The 5: “You can rail all you want about manipulated markets, conspiracies and such,” our Chris Mayer has long said, “but at the end of the day, you have to accept the market as it is.”
Chris points out complaints like yours are not new: In the years before World War II, investors railed about the market “pools” — an early type of hedge fund — conspiring to run roughshod over the retail investor.
“The only real advantage an individual investor has,” says Chris, “is his ability to sit on his hands. He doesn’t have to report to anyone quarterly or monthly about his results. He doesn’t have to play the performance game. He can buy what he likes at what prices he wants and wait to sell at prices more favorable.
“I think there are many other stocks in which you could just sit and be much richer, say, three years hence.” Or if you really want to be lazy about it, you can wait 10 years and see your money multiply 20-fold.
The 5 Min. Forecast
P.S. “Does President Obama know what his own government is doing or is he actively lying?” reads an aggrieved post this morning at Firedoglake.
The president may tell Jay Leno “we don’t have a domestic spying program” but today’s Wall Street Journal tells us the NSA scans 75% of all U.S. Internet traffic in the hunt for “foreign intelligence.”

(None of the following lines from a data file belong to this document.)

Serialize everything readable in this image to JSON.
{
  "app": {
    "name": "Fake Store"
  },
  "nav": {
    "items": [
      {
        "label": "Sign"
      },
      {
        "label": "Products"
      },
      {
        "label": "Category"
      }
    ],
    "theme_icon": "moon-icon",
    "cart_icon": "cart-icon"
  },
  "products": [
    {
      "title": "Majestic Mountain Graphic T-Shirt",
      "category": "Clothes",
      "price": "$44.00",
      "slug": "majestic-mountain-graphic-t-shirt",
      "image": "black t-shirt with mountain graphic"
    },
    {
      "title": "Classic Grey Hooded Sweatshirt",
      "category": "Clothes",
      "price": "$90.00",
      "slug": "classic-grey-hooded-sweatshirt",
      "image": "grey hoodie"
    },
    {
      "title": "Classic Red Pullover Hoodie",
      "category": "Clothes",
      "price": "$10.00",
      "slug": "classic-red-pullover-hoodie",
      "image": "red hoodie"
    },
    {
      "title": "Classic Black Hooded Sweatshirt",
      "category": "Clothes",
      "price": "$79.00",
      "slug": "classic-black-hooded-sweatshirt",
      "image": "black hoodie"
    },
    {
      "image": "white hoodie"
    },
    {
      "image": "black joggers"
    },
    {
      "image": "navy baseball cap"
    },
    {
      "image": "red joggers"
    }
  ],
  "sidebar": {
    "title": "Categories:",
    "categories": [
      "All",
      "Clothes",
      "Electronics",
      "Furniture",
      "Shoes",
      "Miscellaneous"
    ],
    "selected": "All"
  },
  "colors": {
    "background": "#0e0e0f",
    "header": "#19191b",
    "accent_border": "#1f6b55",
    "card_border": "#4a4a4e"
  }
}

“In some cases,” says the rag, “[the system] retains the written content of emails sent between citizens within the U.S. and also filters domestic phone calls made with Internet technology.” Unlike the systems revealed by Edward Snowden, “this set of programs shows the NSA has the capability to track almost anything that happens online, so long as it is covered by a broad court order.”
We’re not sure what else we have to say to urge you to take a few basic steps to keep the snoops away. Maybe you think it’s too complicated. But as the expert we recruited explains, it’s easier to take back your power than you think.